*TASK OBJECTIVE:*
Look through the lines below for the word "chars", and copy every line that has it.

*EXCERPTED DATA:*
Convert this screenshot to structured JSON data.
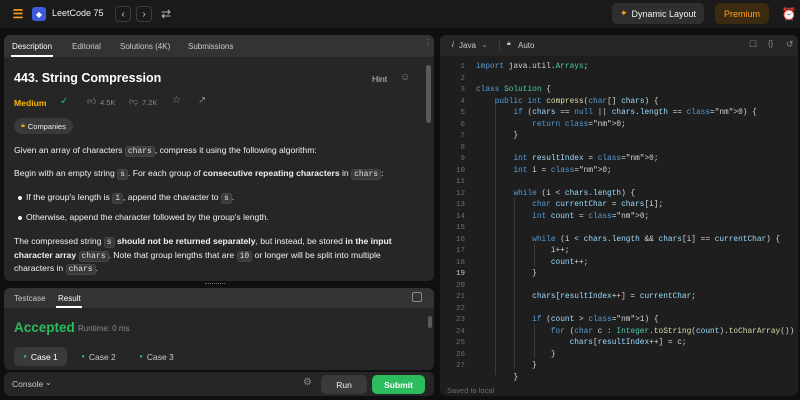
{
  "topbar": {
    "title": "LeetCode 75",
    "dynamic_layout": "Dynamic Layout",
    "premium": "Premium"
  },
  "left_tabs": [
    "Description",
    "Editorial",
    "Solutions (4K)",
    "Submissions"
  ],
  "problem": {
    "title": "443. String Compression",
    "hint": "Hint",
    "difficulty": "Medium",
    "likes": "4.5K",
    "dislikes": "7.2K",
    "companies": "Companies"
  },
  "description": {
    "p1": "Given an array of characters ",
    "p1_code": "chars",
    "p1_end": ", compress it using the following algorithm:",
    "p2a": "Begin with an empty string ",
    "p2_code": "s",
    "p2b": ". For each group of ",
    "p2_bold": "consecutive repeating characters",
    "p2c": " in ",
    "p2_code2": "chars",
    "p2d": ":",
    "b1a": "If the group's length is ",
    "b1_code": "1",
    "b1b": ", append the character to ",
    "b1_code2": "s",
    "b1c": ".",
    "b2": "Otherwise, append the character followed by the group's length.",
    "p3a": "The compressed string ",
    "p3_code": "s",
    "p3_bold1": " should not be returned separately",
    "p3b": ", but instead, be stored",
    "p3_bold2": " in the input",
    "p4_bold": "character array ",
    "p4_code": "chars",
    "p4a": ". Note that group lengths that are ",
    "p4_code2": "10",
    "p4b": " or longer will be split into multiple",
    "p5a": "characters in ",
    "p5_code": "chars",
    "p5b": "."
  },
  "bottom_tabs": [
    "Testcase",
    "Result"
  ],
  "result": {
    "status": "Accepted",
    "runtime": "Runtime: 0 ms",
    "cases": [
      "Case 1",
      "Case 2",
      "Case 3"
    ]
  },
  "footer": {
    "console": "Console",
    "run": "Run",
    "submit": "Submit"
  },
  "editor": {
    "language": "Java",
    "mode": "Auto",
    "saved": "Saved to local",
    "line_numbers": [
      "1",
      "2",
      "3",
      "4",
      "5",
      "6",
      "7",
      "8",
      "9",
      "10",
      "11",
      "12",
      "13",
      "14",
      "15",
      "16",
      "17",
      "18",
      "19",
      "20",
      "21",
      "22",
      "23",
      "24",
      "25",
      "26",
      "27"
    ],
    "lines": [
      "import java.util.Arrays;",
      "",
      "class Solution {",
      "    public int compress(char[] chars) {",
      "        if (chars == null || chars.length == 0) {",
      "            return 0;",
      "        }",
      "",
      "        int resultIndex = 0;",
      "        int i = 0;",
      "",
      "        while (i < chars.length) {",
      "            char currentChar = chars[i];",
      "            int count = 0;",
      "",
      "            while (i < chars.length && chars[i] == currentChar) {",
      "                i++;",
      "                count++;",
      "            }",
      "",
      "            chars[resultIndex++] = currentChar;",
      "",
      "            if (count > 1) {",
      "                for (char c : Integer.toString(count).toCharArray()) {",
      "                    chars[resultIndex++] = c;",
      "                }",
      "            }",
      "        }"
    ]
  },
  "colors": {
    "accent": "#ffa116",
    "medium": "#ffb800",
    "accepted": "#2cbb5d",
    "submit": "#2cbb5d"
  }
}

*ANSWER SECTION:*
    "p1_code": "chars",
    "p2_code2": "chars",
    "p4_code": "chars",
    "p5_code": "chars",
      "    public int compress(char[] chars) {",
      "        if (chars == null || chars.length == 0) {",
      "        while (i < chars.length) {",
      "            char currentChar = chars[i];",
      "            while (i < chars.length && chars[i] == currentChar) {",
      "            chars[resultIndex++] = currentChar;",
      "                    chars[resultIndex++] = c;",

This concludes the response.